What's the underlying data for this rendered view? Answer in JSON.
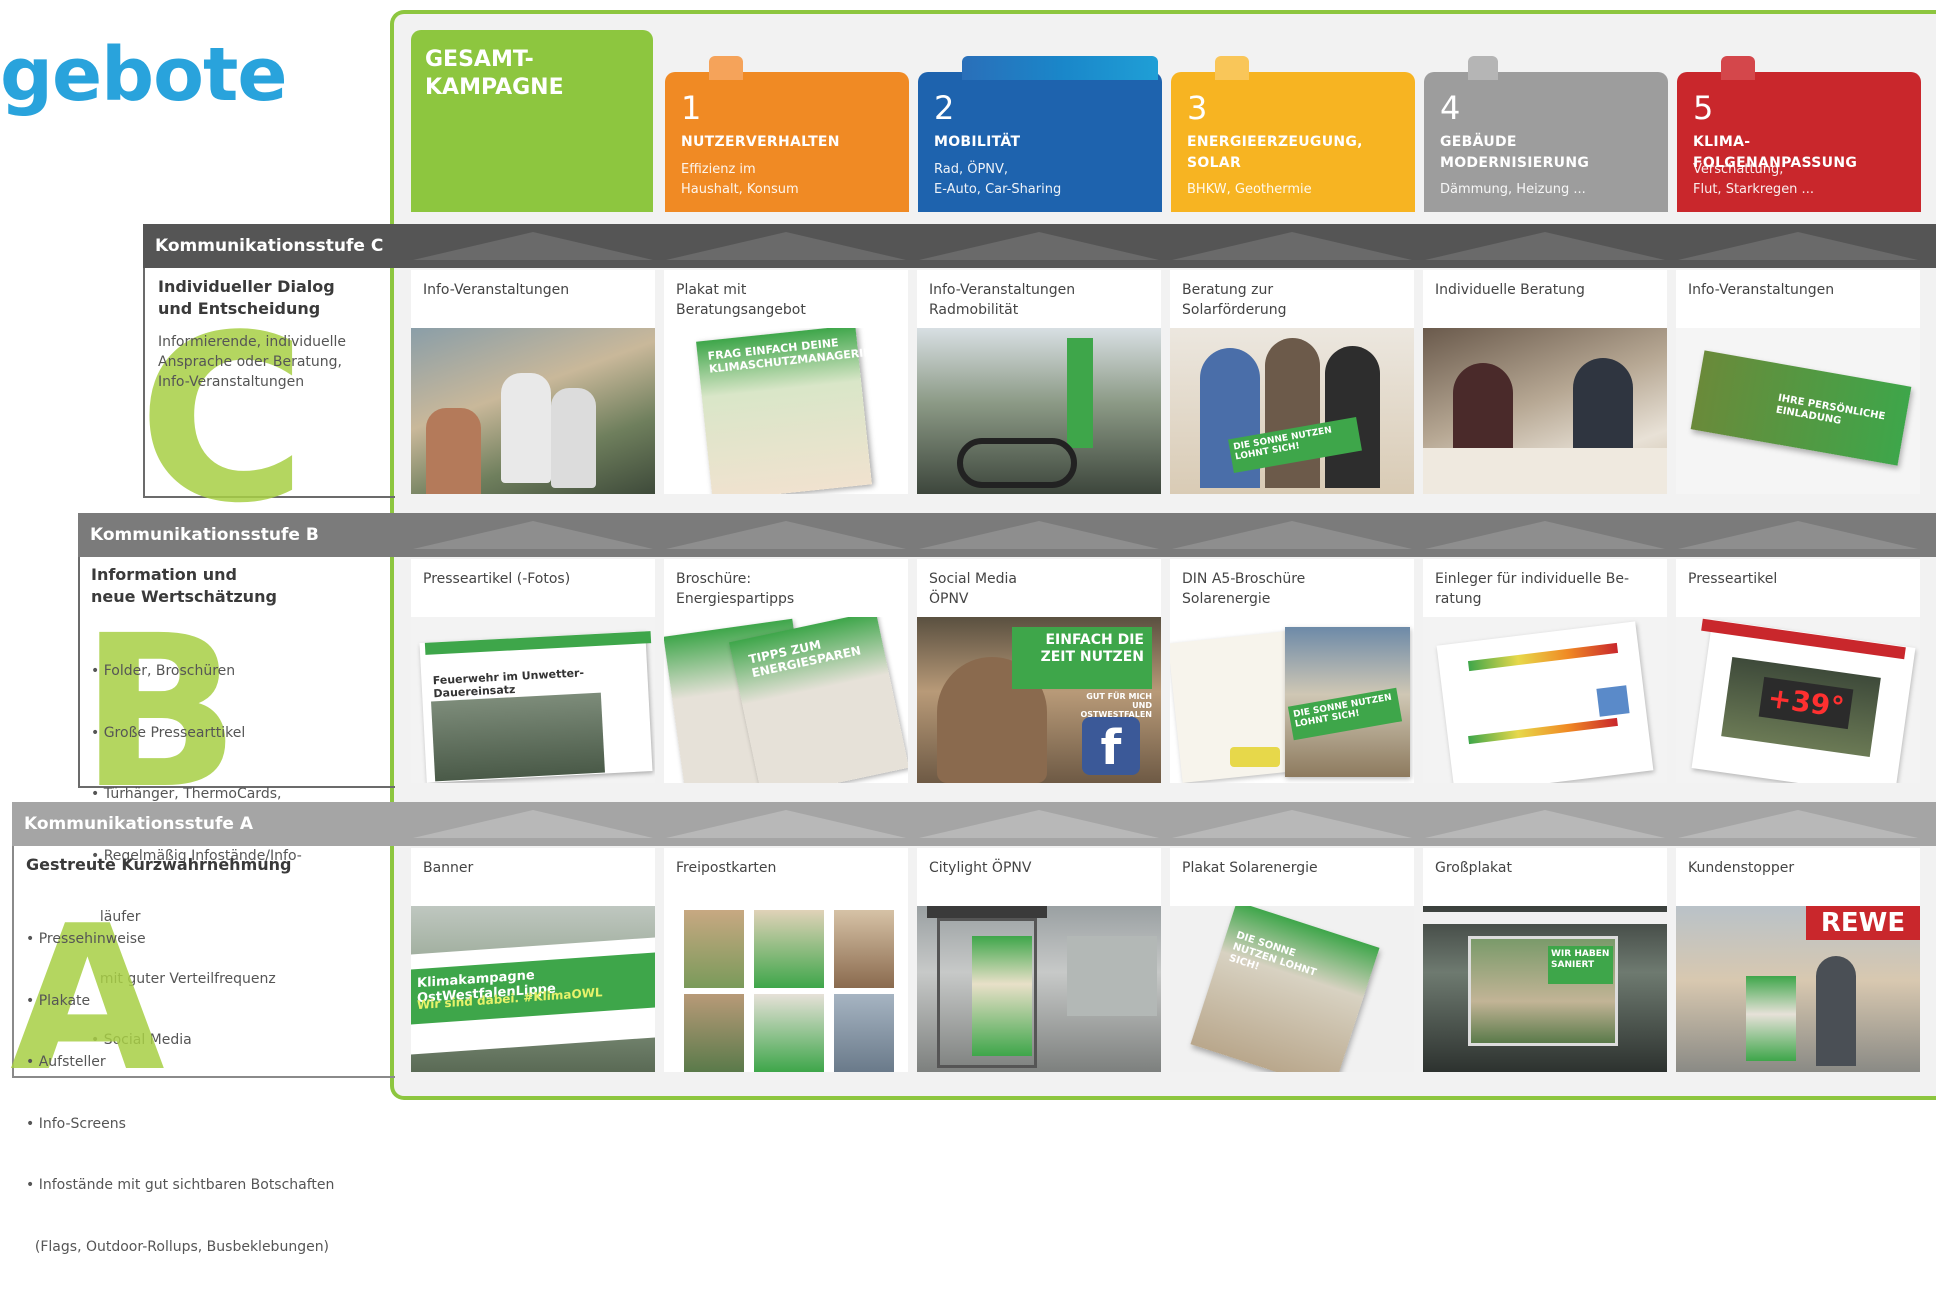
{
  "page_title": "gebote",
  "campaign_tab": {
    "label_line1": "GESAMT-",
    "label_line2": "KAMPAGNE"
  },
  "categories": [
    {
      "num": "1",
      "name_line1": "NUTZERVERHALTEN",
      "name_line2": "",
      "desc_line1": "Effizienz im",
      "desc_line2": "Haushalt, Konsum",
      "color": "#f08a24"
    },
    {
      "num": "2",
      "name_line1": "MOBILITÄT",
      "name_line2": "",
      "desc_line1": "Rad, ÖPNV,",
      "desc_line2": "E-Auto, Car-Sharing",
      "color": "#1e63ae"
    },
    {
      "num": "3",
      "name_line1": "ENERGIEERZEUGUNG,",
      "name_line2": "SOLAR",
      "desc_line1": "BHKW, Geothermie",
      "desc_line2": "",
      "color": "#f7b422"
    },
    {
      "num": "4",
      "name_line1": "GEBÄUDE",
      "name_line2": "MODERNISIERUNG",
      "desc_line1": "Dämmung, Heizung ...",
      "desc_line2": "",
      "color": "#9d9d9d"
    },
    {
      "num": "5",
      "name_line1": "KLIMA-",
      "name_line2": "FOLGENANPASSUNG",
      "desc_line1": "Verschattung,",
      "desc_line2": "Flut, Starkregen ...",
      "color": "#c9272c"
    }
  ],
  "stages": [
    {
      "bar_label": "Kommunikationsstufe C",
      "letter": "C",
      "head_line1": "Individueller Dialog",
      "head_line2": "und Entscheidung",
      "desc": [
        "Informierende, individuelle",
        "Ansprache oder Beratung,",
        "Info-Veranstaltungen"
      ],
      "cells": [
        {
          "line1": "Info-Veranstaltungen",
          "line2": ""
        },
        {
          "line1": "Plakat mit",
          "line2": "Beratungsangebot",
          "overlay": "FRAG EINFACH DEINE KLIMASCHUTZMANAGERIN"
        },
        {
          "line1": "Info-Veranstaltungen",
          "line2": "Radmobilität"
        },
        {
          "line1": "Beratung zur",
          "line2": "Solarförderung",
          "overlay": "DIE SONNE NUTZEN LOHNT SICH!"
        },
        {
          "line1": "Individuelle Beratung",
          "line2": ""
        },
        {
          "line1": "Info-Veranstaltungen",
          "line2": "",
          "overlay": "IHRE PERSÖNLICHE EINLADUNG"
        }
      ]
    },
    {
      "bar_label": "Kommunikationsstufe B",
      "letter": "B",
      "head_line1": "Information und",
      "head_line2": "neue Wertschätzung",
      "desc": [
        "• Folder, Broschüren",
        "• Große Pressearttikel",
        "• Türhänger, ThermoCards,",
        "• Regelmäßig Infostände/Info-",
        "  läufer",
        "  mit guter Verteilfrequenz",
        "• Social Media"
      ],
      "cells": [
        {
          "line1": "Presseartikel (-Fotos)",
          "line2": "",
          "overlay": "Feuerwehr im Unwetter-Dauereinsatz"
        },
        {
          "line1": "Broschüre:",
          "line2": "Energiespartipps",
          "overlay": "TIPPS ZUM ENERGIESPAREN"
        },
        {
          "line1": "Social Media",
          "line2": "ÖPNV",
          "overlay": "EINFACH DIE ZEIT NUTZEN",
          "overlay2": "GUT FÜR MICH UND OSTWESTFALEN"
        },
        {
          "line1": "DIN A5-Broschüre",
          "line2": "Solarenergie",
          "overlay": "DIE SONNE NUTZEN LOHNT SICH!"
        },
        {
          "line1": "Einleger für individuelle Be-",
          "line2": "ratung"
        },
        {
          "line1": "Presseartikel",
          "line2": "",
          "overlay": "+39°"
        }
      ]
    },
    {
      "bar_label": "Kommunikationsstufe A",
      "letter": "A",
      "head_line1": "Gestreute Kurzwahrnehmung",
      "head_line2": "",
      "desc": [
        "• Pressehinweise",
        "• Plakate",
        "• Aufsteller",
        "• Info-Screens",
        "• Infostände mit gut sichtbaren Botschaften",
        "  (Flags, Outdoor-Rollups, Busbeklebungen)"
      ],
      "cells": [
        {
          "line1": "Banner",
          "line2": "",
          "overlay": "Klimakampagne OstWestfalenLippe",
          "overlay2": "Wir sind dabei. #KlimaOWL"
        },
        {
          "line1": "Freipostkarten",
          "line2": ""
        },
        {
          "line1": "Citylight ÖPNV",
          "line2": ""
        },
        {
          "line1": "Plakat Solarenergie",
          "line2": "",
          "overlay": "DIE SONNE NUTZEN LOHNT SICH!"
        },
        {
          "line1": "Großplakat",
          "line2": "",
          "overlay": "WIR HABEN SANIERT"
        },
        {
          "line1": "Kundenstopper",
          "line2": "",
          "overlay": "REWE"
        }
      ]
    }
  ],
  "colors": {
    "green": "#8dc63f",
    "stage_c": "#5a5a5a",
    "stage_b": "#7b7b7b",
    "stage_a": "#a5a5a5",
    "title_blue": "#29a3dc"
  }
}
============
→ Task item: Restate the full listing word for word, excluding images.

→ Answer box:
What's the underlying data for this rendered view? Answer in JSON.
{
  "page_title": "gebote",
  "campaign_tab": {
    "label_line1": "GESAMT-",
    "label_line2": "KAMPAGNE"
  },
  "categories": [
    {
      "num": "1",
      "name_line1": "NUTZERVERHALTEN",
      "name_line2": "",
      "desc_line1": "Effizienz im",
      "desc_line2": "Haushalt, Konsum",
      "color": "#f08a24"
    },
    {
      "num": "2",
      "name_line1": "MOBILITÄT",
      "name_line2": "",
      "desc_line1": "Rad, ÖPNV,",
      "desc_line2": "E-Auto, Car-Sharing",
      "color": "#1e63ae"
    },
    {
      "num": "3",
      "name_line1": "ENERGIEERZEUGUNG,",
      "name_line2": "SOLAR",
      "desc_line1": "BHKW, Geothermie",
      "desc_line2": "",
      "color": "#f7b422"
    },
    {
      "num": "4",
      "name_line1": "GEBÄUDE",
      "name_line2": "MODERNISIERUNG",
      "desc_line1": "Dämmung, Heizung ...",
      "desc_line2": "",
      "color": "#9d9d9d"
    },
    {
      "num": "5",
      "name_line1": "KLIMA-",
      "name_line2": "FOLGENANPASSUNG",
      "desc_line1": "Verschattung,",
      "desc_line2": "Flut, Starkregen ...",
      "color": "#c9272c"
    }
  ],
  "stages": [
    {
      "bar_label": "Kommunikationsstufe C",
      "letter": "C",
      "head_line1": "Individueller Dialog",
      "head_line2": "und Entscheidung",
      "desc": [
        "Informierende, individuelle",
        "Ansprache oder Beratung,",
        "Info-Veranstaltungen"
      ],
      "cells": [
        {
          "line1": "Info-Veranstaltungen",
          "line2": ""
        },
        {
          "line1": "Plakat mit",
          "line2": "Beratungsangebot",
          "overlay": "FRAG EINFACH DEINE KLIMASCHUTZMANAGERIN"
        },
        {
          "line1": "Info-Veranstaltungen",
          "line2": "Radmobilität"
        },
        {
          "line1": "Beratung zur",
          "line2": "Solarförderung",
          "overlay": "DIE SONNE NUTZEN LOHNT SICH!"
        },
        {
          "line1": "Individuelle Beratung",
          "line2": ""
        },
        {
          "line1": "Info-Veranstaltungen",
          "line2": "",
          "overlay": "IHRE PERSÖNLICHE EINLADUNG"
        }
      ]
    },
    {
      "bar_label": "Kommunikationsstufe B",
      "letter": "B",
      "head_line1": "Information und",
      "head_line2": "neue Wertschätzung",
      "desc": [
        "• Folder, Broschüren",
        "• Große Pressearttikel",
        "• Türhänger, ThermoCards,",
        "• Regelmäßig Infostände/Info-",
        "  läufer",
        "  mit guter Verteilfrequenz",
        "• Social Media"
      ],
      "cells": [
        {
          "line1": "Presseartikel (-Fotos)",
          "line2": "",
          "overlay": "Feuerwehr im Unwetter-Dauereinsatz"
        },
        {
          "line1": "Broschüre:",
          "line2": "Energiespartipps",
          "overlay": "TIPPS ZUM ENERGIESPAREN"
        },
        {
          "line1": "Social Media",
          "line2": "ÖPNV",
          "overlay": "EINFACH DIE ZEIT NUTZEN",
          "overlay2": "GUT FÜR MICH UND OSTWESTFALEN"
        },
        {
          "line1": "DIN A5-Broschüre",
          "line2": "Solarenergie",
          "overlay": "DIE SONNE NUTZEN LOHNT SICH!"
        },
        {
          "line1": "Einleger für individuelle Be-",
          "line2": "ratung"
        },
        {
          "line1": "Presseartikel",
          "line2": "",
          "overlay": "+39°"
        }
      ]
    },
    {
      "bar_label": "Kommunikationsstufe A",
      "letter": "A",
      "head_line1": "Gestreute Kurzwahrnehmung",
      "head_line2": "",
      "desc": [
        "• Pressehinweise",
        "• Plakate",
        "• Aufsteller",
        "• Info-Screens",
        "• Infostände mit gut sichtbaren Botschaften",
        "  (Flags, Outdoor-Rollups, Busbeklebungen)"
      ],
      "cells": [
        {
          "line1": "Banner",
          "line2": "",
          "overlay": "Klimakampagne OstWestfalenLippe",
          "overlay2": "Wir sind dabei. #KlimaOWL"
        },
        {
          "line1": "Freipostkarten",
          "line2": ""
        },
        {
          "line1": "Citylight ÖPNV",
          "line2": ""
        },
        {
          "line1": "Plakat Solarenergie",
          "line2": "",
          "overlay": "DIE SONNE NUTZEN LOHNT SICH!"
        },
        {
          "line1": "Großplakat",
          "line2": "",
          "overlay": "WIR HABEN SANIERT"
        },
        {
          "line1": "Kundenstopper",
          "line2": "",
          "overlay": "REWE"
        }
      ]
    }
  ],
  "colors": {
    "green": "#8dc63f",
    "stage_c": "#5a5a5a",
    "stage_b": "#7b7b7b",
    "stage_a": "#a5a5a5",
    "title_blue": "#29a3dc"
  }
}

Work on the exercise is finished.